Web page and app entries
────────────────────
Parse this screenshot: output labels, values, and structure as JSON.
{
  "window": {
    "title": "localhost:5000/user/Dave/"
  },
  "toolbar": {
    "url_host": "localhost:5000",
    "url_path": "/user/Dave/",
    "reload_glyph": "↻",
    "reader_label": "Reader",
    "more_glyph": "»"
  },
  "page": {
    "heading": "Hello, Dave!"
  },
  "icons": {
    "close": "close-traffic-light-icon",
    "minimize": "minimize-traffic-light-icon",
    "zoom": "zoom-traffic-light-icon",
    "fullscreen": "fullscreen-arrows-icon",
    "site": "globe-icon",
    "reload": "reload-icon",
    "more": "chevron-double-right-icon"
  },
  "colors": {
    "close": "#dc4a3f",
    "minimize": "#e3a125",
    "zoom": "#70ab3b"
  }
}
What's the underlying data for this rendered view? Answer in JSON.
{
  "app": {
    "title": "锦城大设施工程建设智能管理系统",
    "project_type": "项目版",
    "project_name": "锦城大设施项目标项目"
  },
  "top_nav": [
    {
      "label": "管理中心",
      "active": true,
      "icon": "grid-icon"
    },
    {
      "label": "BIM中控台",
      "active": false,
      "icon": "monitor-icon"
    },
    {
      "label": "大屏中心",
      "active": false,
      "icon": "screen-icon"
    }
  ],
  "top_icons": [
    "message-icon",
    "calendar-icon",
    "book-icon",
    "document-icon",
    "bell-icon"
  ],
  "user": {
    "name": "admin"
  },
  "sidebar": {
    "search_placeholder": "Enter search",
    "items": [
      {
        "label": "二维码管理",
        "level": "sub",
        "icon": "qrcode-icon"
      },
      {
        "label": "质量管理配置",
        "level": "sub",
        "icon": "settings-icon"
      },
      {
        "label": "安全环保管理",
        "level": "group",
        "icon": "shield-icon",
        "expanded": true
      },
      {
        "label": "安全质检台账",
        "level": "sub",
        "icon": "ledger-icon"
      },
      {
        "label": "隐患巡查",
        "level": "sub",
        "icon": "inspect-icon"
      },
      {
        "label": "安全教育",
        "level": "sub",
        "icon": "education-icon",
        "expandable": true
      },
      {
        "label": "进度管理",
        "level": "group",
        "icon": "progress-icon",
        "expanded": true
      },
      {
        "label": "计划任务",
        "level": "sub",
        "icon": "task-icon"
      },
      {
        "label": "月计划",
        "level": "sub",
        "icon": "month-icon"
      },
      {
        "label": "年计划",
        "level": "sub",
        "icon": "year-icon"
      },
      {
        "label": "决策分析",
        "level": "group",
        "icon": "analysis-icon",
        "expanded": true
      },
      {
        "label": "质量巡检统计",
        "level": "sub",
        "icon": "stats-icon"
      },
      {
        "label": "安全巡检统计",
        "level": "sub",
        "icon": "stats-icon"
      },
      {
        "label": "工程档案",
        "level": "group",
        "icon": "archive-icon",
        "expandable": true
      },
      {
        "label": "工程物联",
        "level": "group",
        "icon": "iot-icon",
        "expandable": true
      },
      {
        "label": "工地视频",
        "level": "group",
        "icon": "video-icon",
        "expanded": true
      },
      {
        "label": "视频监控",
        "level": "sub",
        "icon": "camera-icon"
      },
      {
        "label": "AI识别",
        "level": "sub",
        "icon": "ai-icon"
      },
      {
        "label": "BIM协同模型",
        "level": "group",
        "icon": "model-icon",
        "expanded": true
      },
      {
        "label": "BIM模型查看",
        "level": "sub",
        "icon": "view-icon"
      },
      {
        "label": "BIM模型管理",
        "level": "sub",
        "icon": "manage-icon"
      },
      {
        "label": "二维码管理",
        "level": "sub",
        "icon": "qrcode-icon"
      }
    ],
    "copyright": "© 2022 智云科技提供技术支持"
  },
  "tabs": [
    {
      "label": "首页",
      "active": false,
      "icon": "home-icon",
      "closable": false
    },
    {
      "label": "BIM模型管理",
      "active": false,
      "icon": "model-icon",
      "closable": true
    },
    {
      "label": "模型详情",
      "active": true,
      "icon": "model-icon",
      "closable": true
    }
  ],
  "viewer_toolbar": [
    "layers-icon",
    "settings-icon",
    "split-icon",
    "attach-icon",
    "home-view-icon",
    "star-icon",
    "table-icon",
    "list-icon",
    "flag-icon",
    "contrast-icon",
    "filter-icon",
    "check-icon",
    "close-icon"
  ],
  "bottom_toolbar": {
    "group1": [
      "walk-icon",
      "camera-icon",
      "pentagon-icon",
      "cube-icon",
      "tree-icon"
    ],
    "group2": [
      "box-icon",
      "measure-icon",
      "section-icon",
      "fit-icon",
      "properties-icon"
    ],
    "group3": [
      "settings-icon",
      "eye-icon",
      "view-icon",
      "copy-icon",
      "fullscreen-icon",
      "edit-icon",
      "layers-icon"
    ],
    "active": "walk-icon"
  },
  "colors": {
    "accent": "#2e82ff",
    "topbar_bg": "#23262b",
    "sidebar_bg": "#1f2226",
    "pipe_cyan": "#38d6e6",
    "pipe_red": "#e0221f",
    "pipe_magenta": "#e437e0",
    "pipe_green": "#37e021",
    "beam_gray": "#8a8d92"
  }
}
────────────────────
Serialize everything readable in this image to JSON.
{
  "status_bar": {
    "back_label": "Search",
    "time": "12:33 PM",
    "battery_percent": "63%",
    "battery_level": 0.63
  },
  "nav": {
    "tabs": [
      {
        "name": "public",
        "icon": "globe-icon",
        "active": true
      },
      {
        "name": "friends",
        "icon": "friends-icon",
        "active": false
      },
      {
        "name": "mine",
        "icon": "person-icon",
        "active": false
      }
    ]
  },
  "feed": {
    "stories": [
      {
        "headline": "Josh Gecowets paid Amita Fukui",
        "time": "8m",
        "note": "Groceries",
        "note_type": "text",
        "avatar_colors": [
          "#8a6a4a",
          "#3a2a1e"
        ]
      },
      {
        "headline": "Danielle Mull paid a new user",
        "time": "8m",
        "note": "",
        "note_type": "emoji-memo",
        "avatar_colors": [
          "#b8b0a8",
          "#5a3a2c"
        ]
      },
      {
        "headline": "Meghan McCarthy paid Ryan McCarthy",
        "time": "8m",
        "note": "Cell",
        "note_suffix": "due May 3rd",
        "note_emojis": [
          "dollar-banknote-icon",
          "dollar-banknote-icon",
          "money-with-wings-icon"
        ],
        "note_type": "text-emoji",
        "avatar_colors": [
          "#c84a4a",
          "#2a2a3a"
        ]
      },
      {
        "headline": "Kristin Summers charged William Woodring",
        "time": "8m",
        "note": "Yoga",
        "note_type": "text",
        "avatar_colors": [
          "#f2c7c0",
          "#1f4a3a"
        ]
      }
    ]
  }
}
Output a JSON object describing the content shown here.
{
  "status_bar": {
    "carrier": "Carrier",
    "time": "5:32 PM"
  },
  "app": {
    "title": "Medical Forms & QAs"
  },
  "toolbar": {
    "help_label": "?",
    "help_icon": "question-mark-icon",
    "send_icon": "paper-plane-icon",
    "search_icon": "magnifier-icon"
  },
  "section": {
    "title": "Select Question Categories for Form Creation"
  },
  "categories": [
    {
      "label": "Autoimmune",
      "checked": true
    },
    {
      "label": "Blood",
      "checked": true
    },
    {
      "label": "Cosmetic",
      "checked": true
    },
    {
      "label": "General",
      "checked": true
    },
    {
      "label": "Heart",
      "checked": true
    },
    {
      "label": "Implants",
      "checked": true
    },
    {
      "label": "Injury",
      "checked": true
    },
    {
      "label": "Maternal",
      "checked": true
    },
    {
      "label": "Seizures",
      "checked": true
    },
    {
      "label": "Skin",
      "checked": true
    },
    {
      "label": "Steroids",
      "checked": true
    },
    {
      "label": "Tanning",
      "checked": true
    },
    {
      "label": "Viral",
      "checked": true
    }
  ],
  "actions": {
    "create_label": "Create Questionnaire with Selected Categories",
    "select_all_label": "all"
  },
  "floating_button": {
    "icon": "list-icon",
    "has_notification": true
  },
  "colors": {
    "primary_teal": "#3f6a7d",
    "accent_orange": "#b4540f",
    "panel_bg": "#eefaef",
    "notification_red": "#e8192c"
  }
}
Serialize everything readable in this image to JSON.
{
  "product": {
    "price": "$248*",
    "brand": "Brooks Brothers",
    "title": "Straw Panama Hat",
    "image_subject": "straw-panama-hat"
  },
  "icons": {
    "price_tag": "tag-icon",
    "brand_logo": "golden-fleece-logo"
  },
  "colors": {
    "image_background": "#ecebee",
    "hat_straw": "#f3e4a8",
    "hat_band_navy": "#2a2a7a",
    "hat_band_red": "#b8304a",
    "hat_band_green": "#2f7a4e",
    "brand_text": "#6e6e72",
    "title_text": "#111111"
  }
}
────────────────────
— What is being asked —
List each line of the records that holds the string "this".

— Reply to the exercise —
Parse this screenshot: output labels, values, and structure as JSON.
What's the underlying data for this rendered view? Answer in JSON.
Serialize everything readable in this image to JSON.
Serialize everything readable in this image to JSON.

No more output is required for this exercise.